The four-year partnership exposed Monahan to international travel and he continued to serve as a consultant for ICMA from 2005 to 2007 in Indonesia, Sri Lanka, South Africa, Jordan, and Russia. Monahan remarks, “The variety of tasks that I performed has further inspired my personal lifetime learning efforts, reading, and plans. Most recently, my participation in the ICMA International Committee has expanded my horizons even further.” During the summer of 2013, the ICMA China Center allowed Monahan to travel to China with fellow ICMA member Clay Pearson, where he taught an 18-hour summer session course on the History of U.S. Urbanization at the China University of Political Science and Law in Beijing. Following the completion of the teaching assignment, he traveled to Qingdao and Yangzhou, China, where he presented training to local government officials titled "Trends in United States Urbanization – Portland, Oregon Region," focused on the Portland region's urban growth boundary experience.
Reflecting on his international experience, Monahan adds, “As I inch closer to finishing my career as a full-time government employee, I am looking ahead to a time that I can devote my attention to more focused pursuits. Rather than return to the practice of law, I am interested in teaching or training utilizing the practical knowledge I gained during my career. My experience teaching in Beijing demonstrated to me that with the right amount of preparation I do have the ability to convey materials in a classroom setting. I gained great satisfaction from the experience and look forward to developing more course content on other topics. I am also focused on how I might further assist the ICMA China Center in its activities. The ICMA International Regional Summit, held from May 12 – 15, 2014, in Yangzhou, China, should be a great opportunity for me and any other ICMA members interested in the history as well as the changes that are underway in China.”
Advice for the Next Generation
Monahan advises younger professionals to “be open to all opportunities that allow you to further your knowledge and experience. ICMA offers many ways for members to obtain resources, learning, and mentoring. Participate in activities that allow you to become exposed to many different experiences, as well as other professions and professionals. My career has been interesting to me because it has been varied and stimulating. I credit that to the fact that I have not chosen to remain in one place or one career. Taking risks and taking on new responsibilities beyond your comfort zone can be very rewarding.”
Monahan also suggests that the next generation participate in groups like Emerging Local Government Leaders (ELGL), a group originating in Oregon that has spread to include members throughout the United States. ELGL provides opportunities for young professionals to share issues and concerns while obtaining information, resources, and support to bolster them on their professional paths.
A dedicated ICMA member for 26 years, Monahan was appointed as Milwaukie city manager in October 2010. Prior to managing Milwaukie, he specialized in local government law as well as land use and served in various local government positions. He represented local governments and private development clients before the Oregon Land Use Board of Appeals and Court of Appeals. He has participated in local government public hearings in a variety of capacities including land use planner, city attorney, applicant's attorney, and city manager.

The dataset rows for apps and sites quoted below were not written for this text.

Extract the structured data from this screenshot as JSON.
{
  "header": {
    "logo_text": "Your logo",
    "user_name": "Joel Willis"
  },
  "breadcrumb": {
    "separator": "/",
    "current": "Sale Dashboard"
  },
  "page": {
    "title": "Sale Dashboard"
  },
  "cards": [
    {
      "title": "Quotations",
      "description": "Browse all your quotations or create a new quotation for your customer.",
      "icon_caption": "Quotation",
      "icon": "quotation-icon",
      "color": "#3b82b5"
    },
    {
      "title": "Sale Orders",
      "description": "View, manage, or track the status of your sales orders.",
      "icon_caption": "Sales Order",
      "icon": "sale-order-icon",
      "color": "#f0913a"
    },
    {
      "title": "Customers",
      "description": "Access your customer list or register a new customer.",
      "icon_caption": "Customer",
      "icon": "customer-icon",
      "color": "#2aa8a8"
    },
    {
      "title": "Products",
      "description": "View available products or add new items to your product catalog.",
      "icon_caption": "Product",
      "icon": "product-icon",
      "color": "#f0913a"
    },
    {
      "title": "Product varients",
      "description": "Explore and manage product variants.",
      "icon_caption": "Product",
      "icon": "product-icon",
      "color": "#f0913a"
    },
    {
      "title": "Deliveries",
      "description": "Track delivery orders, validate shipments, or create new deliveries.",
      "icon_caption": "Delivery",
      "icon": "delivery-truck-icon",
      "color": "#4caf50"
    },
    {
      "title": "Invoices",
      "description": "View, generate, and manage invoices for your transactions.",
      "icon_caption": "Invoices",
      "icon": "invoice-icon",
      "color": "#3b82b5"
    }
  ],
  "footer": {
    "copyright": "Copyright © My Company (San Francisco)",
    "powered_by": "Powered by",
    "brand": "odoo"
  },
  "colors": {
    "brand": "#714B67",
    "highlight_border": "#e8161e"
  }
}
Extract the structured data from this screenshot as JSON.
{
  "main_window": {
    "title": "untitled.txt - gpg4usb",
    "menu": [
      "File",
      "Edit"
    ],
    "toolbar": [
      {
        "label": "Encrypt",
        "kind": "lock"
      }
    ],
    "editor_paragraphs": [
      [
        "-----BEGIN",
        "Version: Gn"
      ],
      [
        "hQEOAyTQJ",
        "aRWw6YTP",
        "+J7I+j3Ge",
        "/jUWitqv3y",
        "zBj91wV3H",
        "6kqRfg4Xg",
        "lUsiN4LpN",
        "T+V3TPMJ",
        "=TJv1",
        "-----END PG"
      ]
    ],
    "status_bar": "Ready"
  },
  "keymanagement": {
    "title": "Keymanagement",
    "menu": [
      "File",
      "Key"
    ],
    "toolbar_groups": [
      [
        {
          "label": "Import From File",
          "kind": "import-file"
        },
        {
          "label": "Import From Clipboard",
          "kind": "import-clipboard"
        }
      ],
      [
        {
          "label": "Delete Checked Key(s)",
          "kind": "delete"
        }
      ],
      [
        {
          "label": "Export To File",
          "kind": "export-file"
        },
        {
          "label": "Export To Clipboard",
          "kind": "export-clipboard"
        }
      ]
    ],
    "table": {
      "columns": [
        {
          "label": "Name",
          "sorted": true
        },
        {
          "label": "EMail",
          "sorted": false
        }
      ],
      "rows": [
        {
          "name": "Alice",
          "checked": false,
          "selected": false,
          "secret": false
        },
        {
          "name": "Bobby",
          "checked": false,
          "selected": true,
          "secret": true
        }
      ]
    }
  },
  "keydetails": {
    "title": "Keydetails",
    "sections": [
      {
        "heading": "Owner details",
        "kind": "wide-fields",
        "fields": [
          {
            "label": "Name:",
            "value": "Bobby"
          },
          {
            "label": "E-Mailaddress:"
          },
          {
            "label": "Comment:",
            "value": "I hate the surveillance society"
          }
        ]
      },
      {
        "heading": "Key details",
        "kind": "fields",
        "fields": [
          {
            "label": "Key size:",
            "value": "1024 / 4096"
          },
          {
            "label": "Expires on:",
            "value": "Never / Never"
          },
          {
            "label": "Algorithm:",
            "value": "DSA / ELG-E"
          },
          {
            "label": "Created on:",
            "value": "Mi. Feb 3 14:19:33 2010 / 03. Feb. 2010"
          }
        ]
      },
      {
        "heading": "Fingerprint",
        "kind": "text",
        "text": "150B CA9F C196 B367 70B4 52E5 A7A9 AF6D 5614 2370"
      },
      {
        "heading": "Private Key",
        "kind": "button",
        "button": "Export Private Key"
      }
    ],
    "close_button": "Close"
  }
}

Before serving as the city manager for Tigard, Oregon, from 1994 to 2005, Monahan was also Tigard’s community development director, from 1982 to 1989. Previously, he held local government positions in Massachusetts, serving as the city planner for Brockton, as chief rehabilitation officer for the Brockton Redevelopment Authority, and in Kentucky as local office planner and as a Community Development Block Grant (CDBG) representative for the Louisville Area Office of Housing and Urban Development (HUD).